WORK TO BE COMPLETED - Determine how many lines in the entries below contain "aspx", and output that number alone.

Segment Start: DATA PROVIDED

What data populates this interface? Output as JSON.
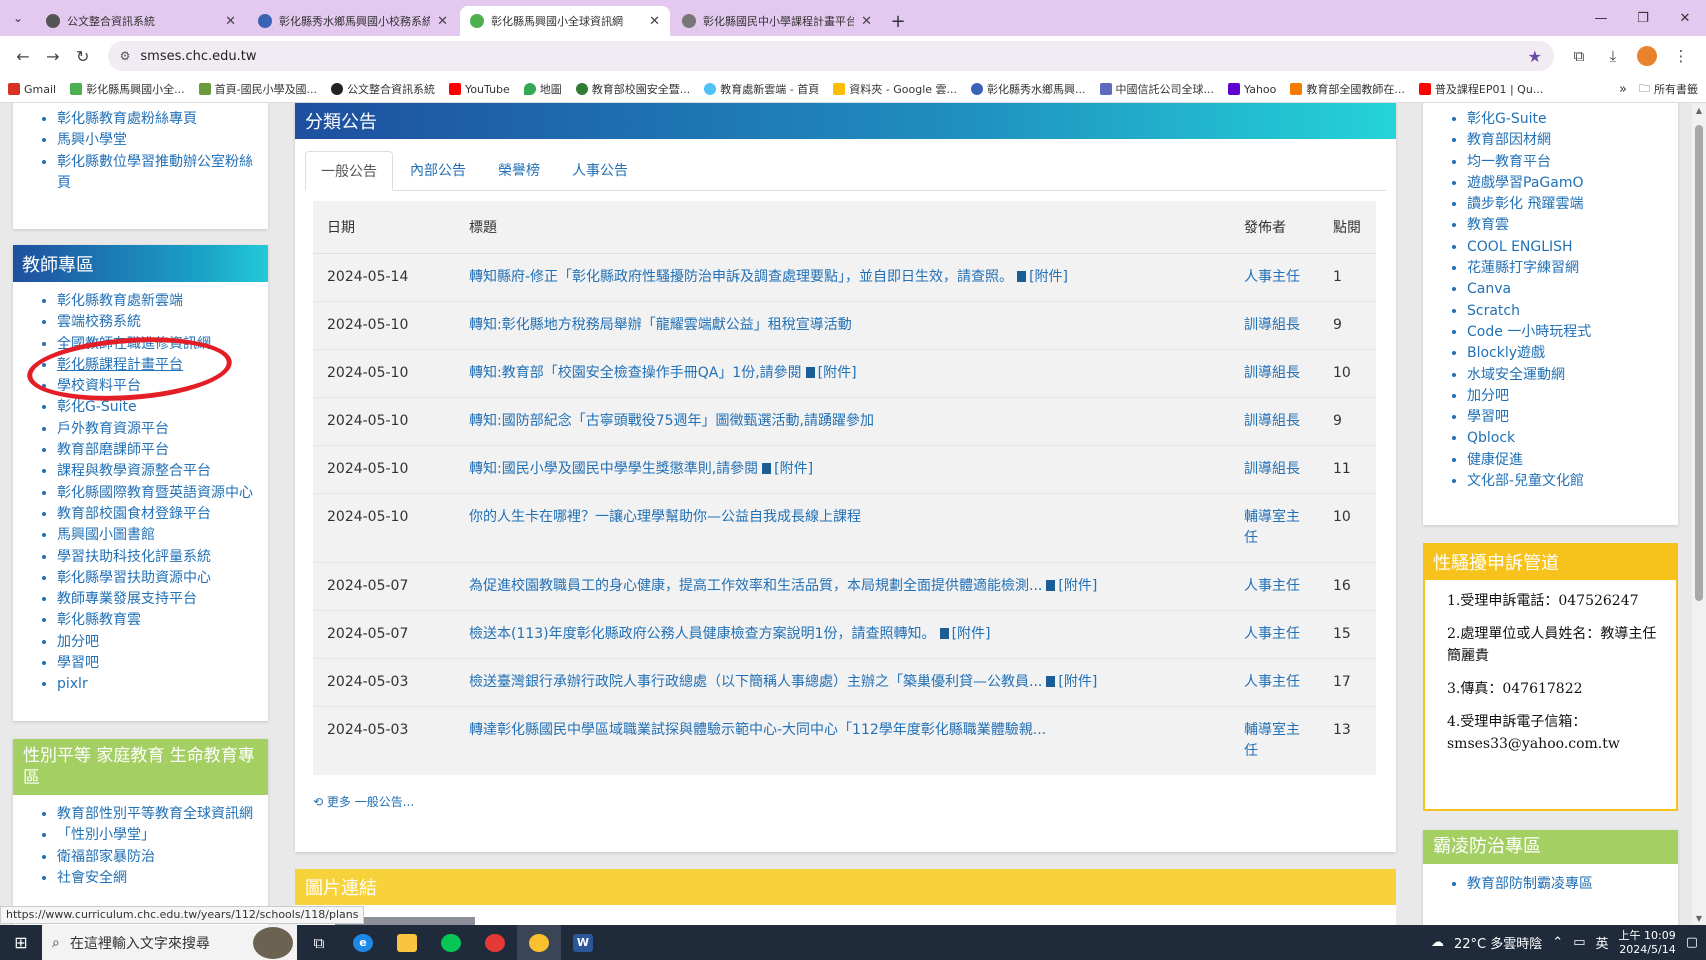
{
  "browser": {
    "tabs": [
      {
        "title": "公文整合資訊系統",
        "active": false
      },
      {
        "title": "彰化縣秀水鄉馬興國小校務系統",
        "active": false
      },
      {
        "title": "彰化縣馬興國小全球資訊網",
        "active": true
      },
      {
        "title": "彰化縣國民中小學課程計畫平台",
        "active": false
      }
    ],
    "url": "smses.chc.edu.tw",
    "bookmarks": [
      "Gmail",
      "彰化縣馬興國小全...",
      "首頁-國民小學及國...",
      "公文整合資訊系統",
      "YouTube",
      "地圖",
      "教育部校園安全暨...",
      "教育處新雲端 - 首頁",
      "資料夾 - Google 雲...",
      "彰化縣秀水鄉馬興...",
      "中國信託公司全球...",
      "Yahoo",
      "教育部全國教師在...",
      "普及課程EP01 | Qu..."
    ],
    "all_bookmarks": "所有書籤"
  },
  "left_top_links": [
    "彰化縣教育處粉絲專頁",
    "馬興小學堂",
    "彰化縣數位學習推動辦公室粉絲頁"
  ],
  "teacher_zone": {
    "title": "教師專區",
    "links": [
      "彰化縣教育處新雲端",
      "雲端校務系統",
      "全國教師在職進修資訊網",
      "彰化縣課程計畫平台",
      "學校資料平台",
      "彰化G-Suite",
      "戶外教育資源平台",
      "教育部磨課師平台",
      "課程與教學資源整合平台",
      "彰化縣國際教育暨英語資源中心",
      "教育部校園食材登錄平台",
      "馬興國小圖書館",
      "學習扶助科技化評量系統",
      "彰化縣學習扶助資源中心",
      "教師專業發展支持平台",
      "彰化縣教育雲",
      "加分吧",
      "學習吧",
      "pixlr"
    ]
  },
  "gender_zone": {
    "title": "性別平等 家庭教育 生命教育專區",
    "links": [
      "教育部性別平等教育全球資訊網",
      "「性別小學堂」",
      "衛福部家暴防治",
      "社會安全網"
    ]
  },
  "announcements": {
    "title": "分類公告",
    "tabs": [
      "一般公告",
      "內部公告",
      "榮譽榜",
      "人事公告"
    ],
    "columns": {
      "date": "日期",
      "title": "標題",
      "publisher": "發佈者",
      "views": "點閱"
    },
    "attachment_label": "[附件]",
    "rows": [
      {
        "date": "2024-05-14",
        "title": "轉知縣府-修正「彰化縣政府性騷擾防治申訴及調查處理要點」，並自即日生效，請查照。",
        "attachment": true,
        "publisher": "人事主任",
        "views": "1"
      },
      {
        "date": "2024-05-10",
        "title": "轉知:彰化縣地方稅務局舉辦「龍耀雲端獻公益」租稅宣導活動",
        "attachment": false,
        "publisher": "訓導組長",
        "views": "9"
      },
      {
        "date": "2024-05-10",
        "title": "轉知:教育部「校園安全檢查操作手冊QA」1份,請參閱",
        "attachment": true,
        "publisher": "訓導組長",
        "views": "10"
      },
      {
        "date": "2024-05-10",
        "title": "轉知:國防部紀念「古寧頭戰役75週年」圖徵甄選活動,請踴躍參加",
        "attachment": false,
        "publisher": "訓導組長",
        "views": "9"
      },
      {
        "date": "2024-05-10",
        "title": "轉知:國民小學及國民中學學生獎懲準則,請參閱",
        "attachment": true,
        "publisher": "訓導組長",
        "views": "11"
      },
      {
        "date": "2024-05-10",
        "title": "你的人生卡在哪裡？一讓心理學幫助你—公益自我成長線上課程",
        "attachment": false,
        "publisher": "輔導室主任",
        "views": "10"
      },
      {
        "date": "2024-05-07",
        "title": "為促進校園教職員工的身心健康，提高工作效率和生活品質，本局規劃全面提供體適能檢測...",
        "attachment": true,
        "publisher": "人事主任",
        "views": "16"
      },
      {
        "date": "2024-05-07",
        "title": "檢送本(113)年度彰化縣政府公務人員健康檢查方案說明1份，請查照轉知。",
        "attachment": true,
        "publisher": "人事主任",
        "views": "15"
      },
      {
        "date": "2024-05-03",
        "title": "檢送臺灣銀行承辦行政院人事行政總處（以下簡稱人事總處）主辦之「築巢優利貸—公教員...",
        "attachment": true,
        "publisher": "人事主任",
        "views": "17"
      },
      {
        "date": "2024-05-03",
        "title": "轉達彰化縣國民中學區域職業試探與體驗示範中心-大同中心「112學年度彰化縣職業體驗親...",
        "attachment": false,
        "publisher": "輔導室主任",
        "views": "13"
      }
    ],
    "more_link": "更多 一般公告..."
  },
  "picture_links": {
    "title": "圖片連結"
  },
  "right_links": [
    "彰化G-Suite",
    "教育部因材網",
    "均一教育平台",
    "遊戲學習PaGamO",
    "讀步彰化 飛躍雲端",
    "教育雲",
    "COOL ENGLISH",
    "花蓮縣打字練習網",
    "Canva",
    "Scratch",
    "Code 一小時玩程式",
    "Blockly遊戲",
    "水域安全運動網",
    "加分吧",
    "學習吧",
    "Qblock",
    "健康促進",
    "文化部-兒童文化館"
  ],
  "harassment": {
    "title": "性騷擾申訴管道",
    "lines": [
      "1.受理申訴電話：047526247",
      "2.處理單位或人員姓名：教導主任簡麗貴",
      "3.傳真：047617822",
      "4.受理申訴電子信箱：smses33@yahoo.com.tw"
    ]
  },
  "bullying": {
    "title": "霸凌防治專區",
    "links": [
      "教育部防制霸凌專區"
    ]
  },
  "status_url": "https://www.curriculum.chc.edu.tw/years/112/schools/118/plans",
  "taskbar": {
    "search_placeholder": "在這裡輸入文字來搜尋",
    "weather": "22°C  多雲時陰",
    "ime": "英",
    "time": "上午 10:09",
    "date": "2024/5/14"
  }
}
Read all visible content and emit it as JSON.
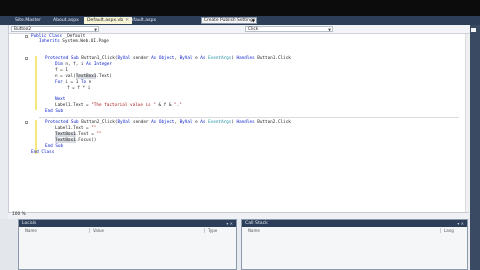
{
  "tabs": [
    {
      "label": "Site.Master",
      "active": false
    },
    {
      "label": "About.aspx",
      "active": false
    },
    {
      "label": "Default.aspx.vb",
      "active": true
    },
    {
      "label": "Default.aspx",
      "active": false
    }
  ],
  "build_config": "Create Publish Settings",
  "properties_label": "Prope",
  "nav": {
    "left": "Button2",
    "right": "Click"
  },
  "code": {
    "l1": [
      "Public Class",
      " _Default"
    ],
    "l2": [
      "Inherits",
      " System.Web.UI.Page"
    ],
    "l3": [
      "Protected Sub",
      " Button1_Click(",
      "ByVal",
      " sender ",
      "As Object",
      ", ",
      "ByVal",
      " e ",
      "As",
      " ",
      "EventArgs",
      ") ",
      "Handles",
      " Button1.Click"
    ],
    "l4": [
      "Dim",
      " n, f, i ",
      "As Integer"
    ],
    "l5": [
      "f = 1"
    ],
    "l6": [
      "n = val(",
      "TextBox1",
      ".Text)"
    ],
    "l7": [
      "For",
      " i = 1 ",
      "To",
      " n"
    ],
    "l8": [
      "f = f * i"
    ],
    "l9": [
      "Next"
    ],
    "l10": [
      "Label1.Text = ",
      "\"The factorial value is \"",
      " & f & ",
      "\".\""
    ],
    "l11": [
      "End Sub"
    ],
    "l12": [
      "Protected Sub",
      " Button2_Click(",
      "ByVal",
      " sender ",
      "As Object",
      ", ",
      "ByVal",
      " e ",
      "As",
      " ",
      "EventArgs",
      ") ",
      "Handles",
      " Button2.Click"
    ],
    "l13": [
      "Label1.Text = ",
      "\"\""
    ],
    "l14": [
      "TextBox1",
      ".Text = ",
      "\"\""
    ],
    "l15": [
      "TextBox1",
      ".Focus()"
    ],
    "l16": [
      "End Sub"
    ],
    "l17": [
      "End Class"
    ]
  },
  "zoom": "100 %",
  "panels": {
    "locals": {
      "title": "Locals",
      "cols": [
        "Name",
        "Value",
        "Type"
      ]
    },
    "callstack": {
      "title": "Call Stack",
      "cols": [
        "Name",
        "Lang"
      ]
    }
  },
  "colors": {
    "tab_strip": "#2d3e59",
    "active_tab": "#f7f3d4",
    "keyword": "#0018cc",
    "type": "#1f8fa6",
    "string": "#a31515"
  }
}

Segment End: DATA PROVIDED

RESPONSE TO THE EXERCISE - 3